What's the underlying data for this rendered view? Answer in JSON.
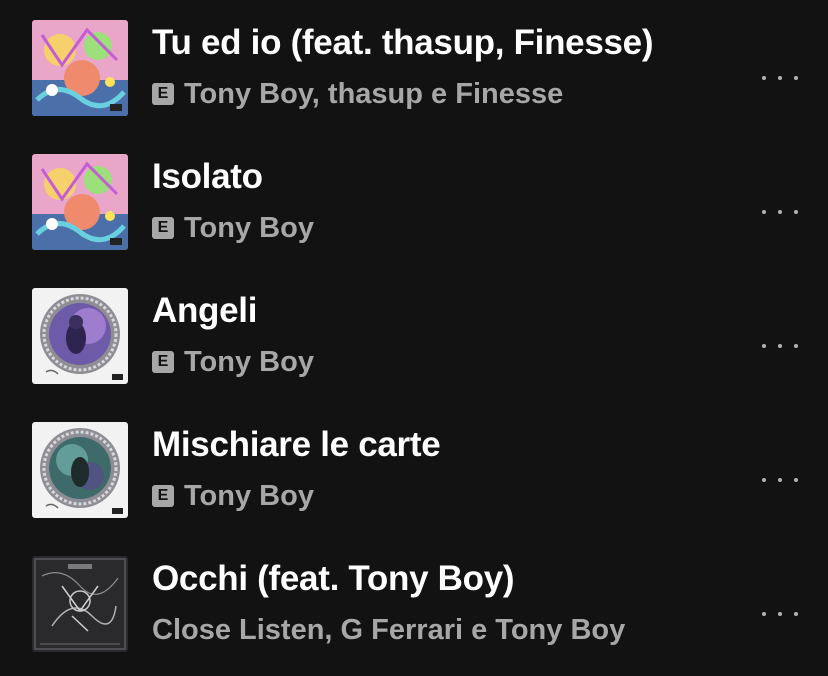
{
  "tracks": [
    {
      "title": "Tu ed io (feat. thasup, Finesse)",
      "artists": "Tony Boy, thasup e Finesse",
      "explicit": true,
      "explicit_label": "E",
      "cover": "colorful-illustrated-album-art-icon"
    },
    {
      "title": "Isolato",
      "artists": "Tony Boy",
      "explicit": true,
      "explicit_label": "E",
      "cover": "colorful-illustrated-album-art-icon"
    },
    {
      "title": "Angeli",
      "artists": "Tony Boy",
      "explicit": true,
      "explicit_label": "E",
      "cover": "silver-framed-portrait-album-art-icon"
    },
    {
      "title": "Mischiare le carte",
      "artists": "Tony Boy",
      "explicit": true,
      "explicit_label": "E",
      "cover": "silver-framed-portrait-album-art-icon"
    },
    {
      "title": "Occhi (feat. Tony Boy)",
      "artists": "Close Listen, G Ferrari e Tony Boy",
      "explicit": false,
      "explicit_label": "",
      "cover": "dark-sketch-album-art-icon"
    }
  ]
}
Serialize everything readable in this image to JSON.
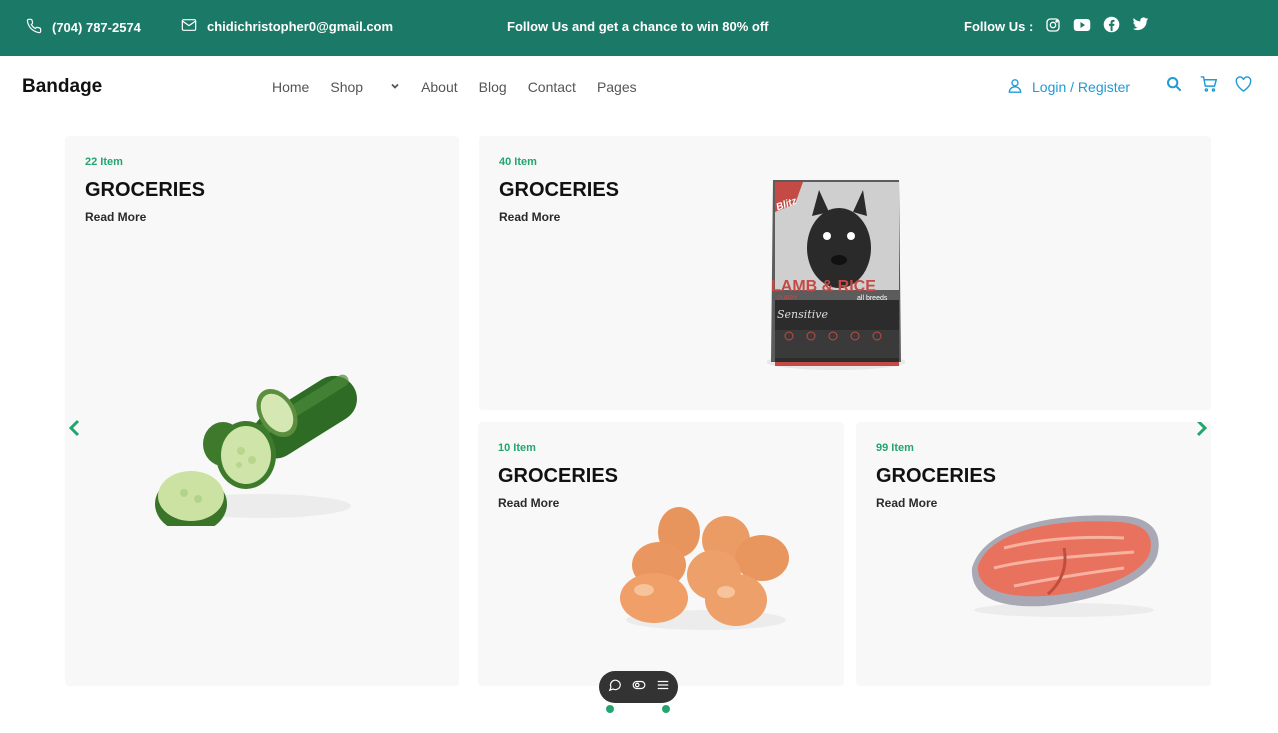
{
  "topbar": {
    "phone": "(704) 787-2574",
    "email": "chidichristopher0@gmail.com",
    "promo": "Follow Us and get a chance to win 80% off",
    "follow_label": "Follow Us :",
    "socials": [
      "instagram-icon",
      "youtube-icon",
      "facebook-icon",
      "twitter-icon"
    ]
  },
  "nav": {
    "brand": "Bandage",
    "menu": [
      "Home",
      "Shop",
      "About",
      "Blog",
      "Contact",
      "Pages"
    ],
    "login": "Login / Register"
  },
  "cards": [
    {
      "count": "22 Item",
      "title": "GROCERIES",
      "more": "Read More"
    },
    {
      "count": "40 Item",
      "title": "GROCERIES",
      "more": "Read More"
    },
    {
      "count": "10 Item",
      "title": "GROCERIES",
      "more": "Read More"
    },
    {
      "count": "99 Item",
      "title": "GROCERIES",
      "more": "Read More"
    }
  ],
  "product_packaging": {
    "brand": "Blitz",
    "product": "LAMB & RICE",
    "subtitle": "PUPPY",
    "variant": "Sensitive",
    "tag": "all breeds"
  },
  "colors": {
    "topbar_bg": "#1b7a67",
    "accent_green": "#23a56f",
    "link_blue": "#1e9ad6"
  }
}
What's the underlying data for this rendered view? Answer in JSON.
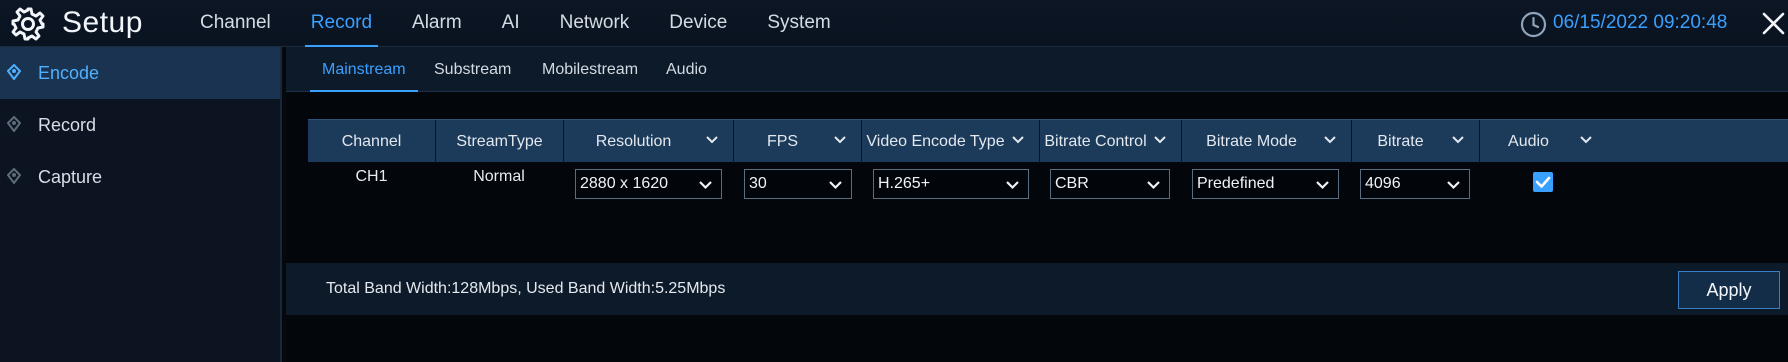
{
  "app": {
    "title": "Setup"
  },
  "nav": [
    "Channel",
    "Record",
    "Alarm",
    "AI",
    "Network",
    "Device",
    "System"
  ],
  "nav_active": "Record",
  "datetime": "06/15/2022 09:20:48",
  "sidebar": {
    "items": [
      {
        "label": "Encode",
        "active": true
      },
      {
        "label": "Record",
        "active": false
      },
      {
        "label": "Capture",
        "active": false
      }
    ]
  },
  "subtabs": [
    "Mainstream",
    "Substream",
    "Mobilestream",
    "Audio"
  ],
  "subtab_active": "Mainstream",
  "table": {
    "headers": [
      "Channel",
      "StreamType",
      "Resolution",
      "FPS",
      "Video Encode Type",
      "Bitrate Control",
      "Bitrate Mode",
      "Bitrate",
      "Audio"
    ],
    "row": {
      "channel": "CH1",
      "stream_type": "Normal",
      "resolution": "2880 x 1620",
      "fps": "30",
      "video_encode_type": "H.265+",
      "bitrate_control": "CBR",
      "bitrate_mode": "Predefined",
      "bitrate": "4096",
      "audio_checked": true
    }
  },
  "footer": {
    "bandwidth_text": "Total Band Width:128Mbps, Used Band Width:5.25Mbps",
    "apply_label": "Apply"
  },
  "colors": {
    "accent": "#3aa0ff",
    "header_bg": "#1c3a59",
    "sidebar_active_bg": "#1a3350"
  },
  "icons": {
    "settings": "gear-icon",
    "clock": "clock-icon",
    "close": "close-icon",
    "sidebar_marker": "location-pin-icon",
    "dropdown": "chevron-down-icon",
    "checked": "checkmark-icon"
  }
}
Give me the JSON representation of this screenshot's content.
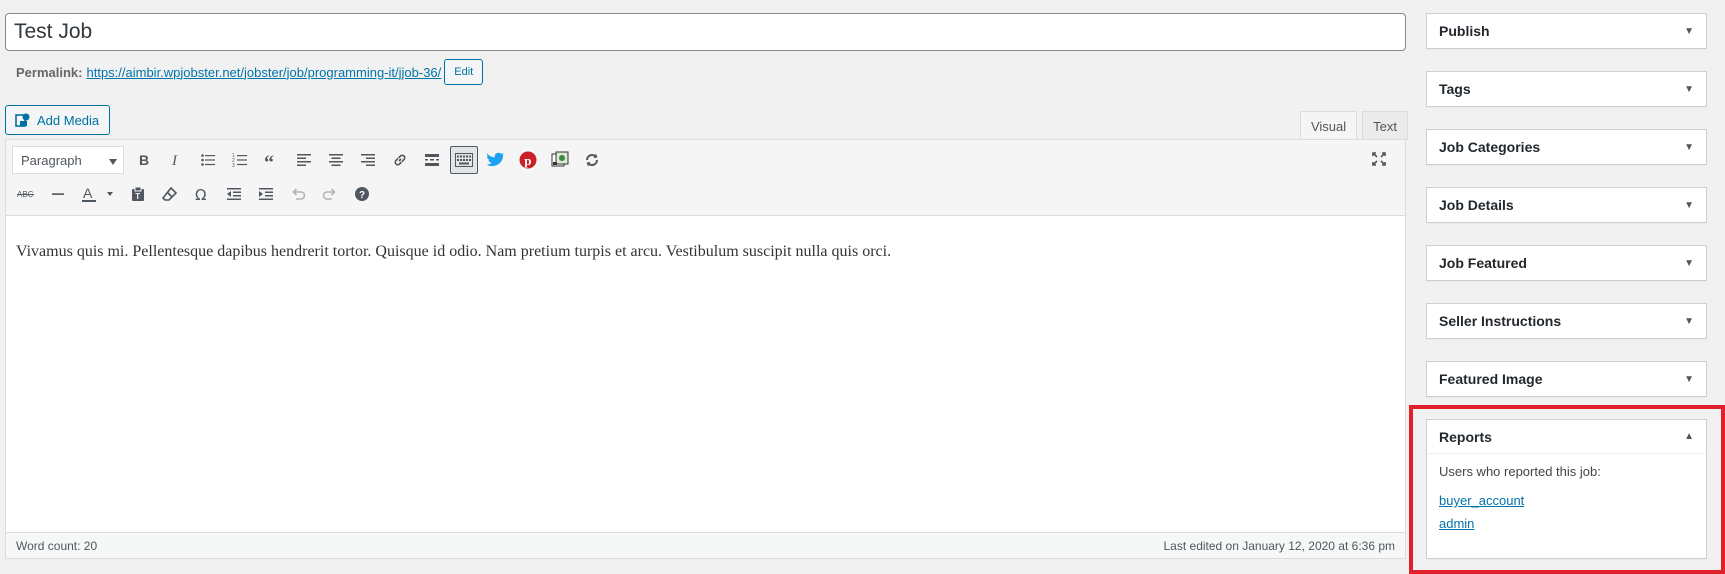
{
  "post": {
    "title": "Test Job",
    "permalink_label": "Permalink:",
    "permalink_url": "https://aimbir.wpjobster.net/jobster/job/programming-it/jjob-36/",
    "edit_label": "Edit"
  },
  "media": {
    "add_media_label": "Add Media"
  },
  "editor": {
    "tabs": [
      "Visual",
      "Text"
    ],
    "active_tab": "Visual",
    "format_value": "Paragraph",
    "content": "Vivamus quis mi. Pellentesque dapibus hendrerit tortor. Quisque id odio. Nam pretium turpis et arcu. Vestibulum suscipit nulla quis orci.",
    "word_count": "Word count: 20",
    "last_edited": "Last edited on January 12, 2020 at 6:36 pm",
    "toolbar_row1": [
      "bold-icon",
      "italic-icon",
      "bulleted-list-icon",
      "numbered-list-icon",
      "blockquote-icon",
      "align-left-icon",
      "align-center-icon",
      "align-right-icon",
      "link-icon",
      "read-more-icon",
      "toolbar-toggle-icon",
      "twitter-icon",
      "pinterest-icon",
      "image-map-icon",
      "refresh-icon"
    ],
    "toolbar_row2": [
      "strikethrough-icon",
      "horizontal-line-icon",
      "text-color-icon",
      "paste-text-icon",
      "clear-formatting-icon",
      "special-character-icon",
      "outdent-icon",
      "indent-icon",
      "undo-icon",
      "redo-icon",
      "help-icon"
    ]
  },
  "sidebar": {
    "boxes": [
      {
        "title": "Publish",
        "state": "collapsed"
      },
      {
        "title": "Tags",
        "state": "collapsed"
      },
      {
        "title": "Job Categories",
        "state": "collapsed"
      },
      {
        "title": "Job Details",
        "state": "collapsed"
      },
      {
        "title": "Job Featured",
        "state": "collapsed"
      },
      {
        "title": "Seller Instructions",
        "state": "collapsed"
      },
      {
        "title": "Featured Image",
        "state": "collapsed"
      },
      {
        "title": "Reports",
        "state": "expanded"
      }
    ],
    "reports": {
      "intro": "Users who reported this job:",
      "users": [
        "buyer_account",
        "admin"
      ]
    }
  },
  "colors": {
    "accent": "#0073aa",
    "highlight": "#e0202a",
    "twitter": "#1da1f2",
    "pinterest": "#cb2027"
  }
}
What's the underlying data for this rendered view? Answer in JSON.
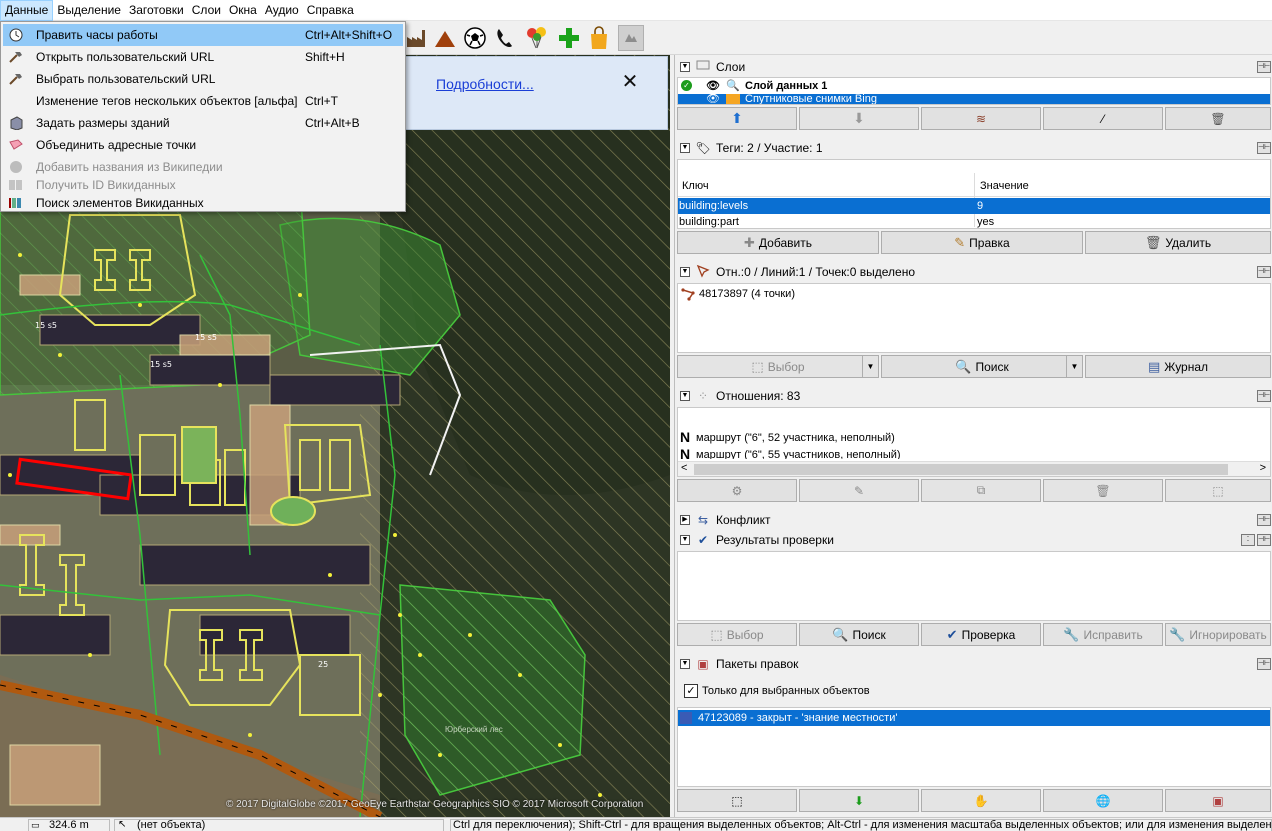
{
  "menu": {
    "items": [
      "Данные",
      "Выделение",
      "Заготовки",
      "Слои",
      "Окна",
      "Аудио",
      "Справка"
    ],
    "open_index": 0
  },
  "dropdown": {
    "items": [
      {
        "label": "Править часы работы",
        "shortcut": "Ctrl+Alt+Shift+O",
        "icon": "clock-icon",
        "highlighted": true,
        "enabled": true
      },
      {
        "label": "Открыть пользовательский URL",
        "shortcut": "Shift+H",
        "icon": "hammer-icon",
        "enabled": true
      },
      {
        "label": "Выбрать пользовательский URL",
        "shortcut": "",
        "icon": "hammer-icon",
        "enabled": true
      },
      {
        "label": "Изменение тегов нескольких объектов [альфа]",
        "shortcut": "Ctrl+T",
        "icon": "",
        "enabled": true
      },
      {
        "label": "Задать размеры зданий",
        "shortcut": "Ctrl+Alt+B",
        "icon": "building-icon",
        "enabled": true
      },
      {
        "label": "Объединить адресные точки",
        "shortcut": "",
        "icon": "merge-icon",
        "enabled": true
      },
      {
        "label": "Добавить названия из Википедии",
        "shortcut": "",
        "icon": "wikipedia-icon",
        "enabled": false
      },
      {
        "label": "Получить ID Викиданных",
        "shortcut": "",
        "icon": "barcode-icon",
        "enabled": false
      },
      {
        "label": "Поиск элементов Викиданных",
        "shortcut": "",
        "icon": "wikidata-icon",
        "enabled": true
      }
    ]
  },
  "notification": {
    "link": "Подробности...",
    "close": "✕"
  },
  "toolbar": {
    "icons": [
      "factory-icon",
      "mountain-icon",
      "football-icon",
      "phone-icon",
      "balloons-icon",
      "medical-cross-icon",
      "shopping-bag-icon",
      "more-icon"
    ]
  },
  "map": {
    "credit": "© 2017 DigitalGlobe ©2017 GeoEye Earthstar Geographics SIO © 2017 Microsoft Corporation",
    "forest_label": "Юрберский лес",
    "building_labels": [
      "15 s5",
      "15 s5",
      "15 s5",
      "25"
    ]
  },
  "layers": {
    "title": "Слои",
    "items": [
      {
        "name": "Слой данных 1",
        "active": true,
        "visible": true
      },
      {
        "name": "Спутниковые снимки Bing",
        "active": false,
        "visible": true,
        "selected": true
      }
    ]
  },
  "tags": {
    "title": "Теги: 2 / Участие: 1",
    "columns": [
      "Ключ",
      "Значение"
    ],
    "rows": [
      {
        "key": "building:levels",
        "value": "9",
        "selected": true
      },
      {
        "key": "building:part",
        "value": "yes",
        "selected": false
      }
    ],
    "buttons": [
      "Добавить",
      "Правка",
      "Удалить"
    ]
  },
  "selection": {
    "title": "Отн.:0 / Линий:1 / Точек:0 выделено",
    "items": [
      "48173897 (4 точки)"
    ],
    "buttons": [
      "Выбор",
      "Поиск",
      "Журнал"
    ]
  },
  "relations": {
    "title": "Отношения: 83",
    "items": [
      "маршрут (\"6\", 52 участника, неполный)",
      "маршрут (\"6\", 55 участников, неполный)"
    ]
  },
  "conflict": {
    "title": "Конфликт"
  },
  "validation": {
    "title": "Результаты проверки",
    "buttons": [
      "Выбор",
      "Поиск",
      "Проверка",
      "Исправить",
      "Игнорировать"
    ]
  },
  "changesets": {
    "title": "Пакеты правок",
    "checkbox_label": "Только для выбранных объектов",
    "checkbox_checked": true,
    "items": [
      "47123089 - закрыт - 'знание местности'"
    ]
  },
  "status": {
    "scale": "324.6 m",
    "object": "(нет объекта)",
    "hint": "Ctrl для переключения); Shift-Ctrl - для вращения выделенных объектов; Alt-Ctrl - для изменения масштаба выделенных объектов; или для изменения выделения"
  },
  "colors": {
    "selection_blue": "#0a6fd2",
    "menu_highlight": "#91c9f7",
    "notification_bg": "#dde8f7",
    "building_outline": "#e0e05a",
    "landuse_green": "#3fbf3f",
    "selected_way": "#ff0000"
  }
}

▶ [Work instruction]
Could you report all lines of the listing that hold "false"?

▶ [Solution to the problem]
      "explicit": false,
        "active": false
        "active": false
        "enabled": false
        "enabled": false
        "active": false,
        "selected": false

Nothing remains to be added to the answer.